PROBLEM TO SOLVE:
In the records below, find the lines that include "Ordnerregister" and copy each.

RECORD EXTRACTS:
_____

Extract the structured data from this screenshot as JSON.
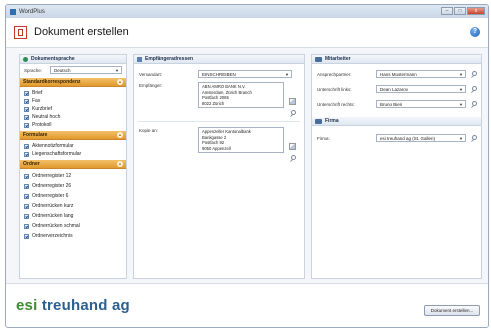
{
  "window": {
    "title": "WordPlus",
    "minimize": "–",
    "maximize": "□",
    "close": "x"
  },
  "header": {
    "title": "Dokument erstellen",
    "help": "?"
  },
  "left": {
    "sprache": {
      "title": "Dokumentsprache",
      "label": "Sprache:",
      "value": "Deutsch"
    },
    "standard": {
      "title": "Standardkorrespondenz",
      "items": [
        "Brief",
        "Fax",
        "Kurzbrief",
        "Neutral hoch",
        "Protokoll"
      ]
    },
    "formulare": {
      "title": "Formulare",
      "items": [
        "Aktennotizformular",
        "Liegenschaftsformular"
      ]
    },
    "ordner": {
      "title": "Ordner",
      "items": [
        "Ordnerregister 12",
        "Ordnerregister 26",
        "Ordnerregister 6",
        "Ordnerrücken kurz",
        "Ordnerrücken lang",
        "Ordnerrücken schmal",
        "Ordnerverzeichnis"
      ]
    }
  },
  "middle": {
    "title": "Empfängeradressen",
    "versandart_label": "Versandart:",
    "versandart_value": "EINSCHREIBEN",
    "empfaenger_label": "Empfänger:",
    "empfaenger_lines": [
      "ABN AMRO BANK N.V.",
      "Amsterdam, Zürich Branch",
      "Postfach 2065",
      "8022 Zürich"
    ],
    "kopie_label": "Kopie an:",
    "kopie_lines": [
      "Appenzeller Kantonalbank",
      "Bankgasse 2",
      "Postfach 92",
      "9050 Appenzell"
    ]
  },
  "right": {
    "mitarbeiter_title": "Mitarbeiter",
    "ansprech_label": "Ansprechpartner:",
    "ansprech_value": "Hans Mustermann",
    "links_label": "Unterschrift links:",
    "links_value": "Dean Lazarov",
    "rechts_label": "Unterschrift rechts:",
    "rechts_value": "Bruno Bieri",
    "firma_title": "Firma",
    "firma_label": "Firma:",
    "firma_value": "esi treuhand ag (St. Gallen)"
  },
  "footer": {
    "brand_left": "esi",
    "brand_right": "treuhand ag",
    "button": "Dokument erstellen..."
  }
}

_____

ANSWER FOR THE TASK:
        "Ordnerregister 12",
        "Ordnerregister 26",
        "Ordnerregister 6",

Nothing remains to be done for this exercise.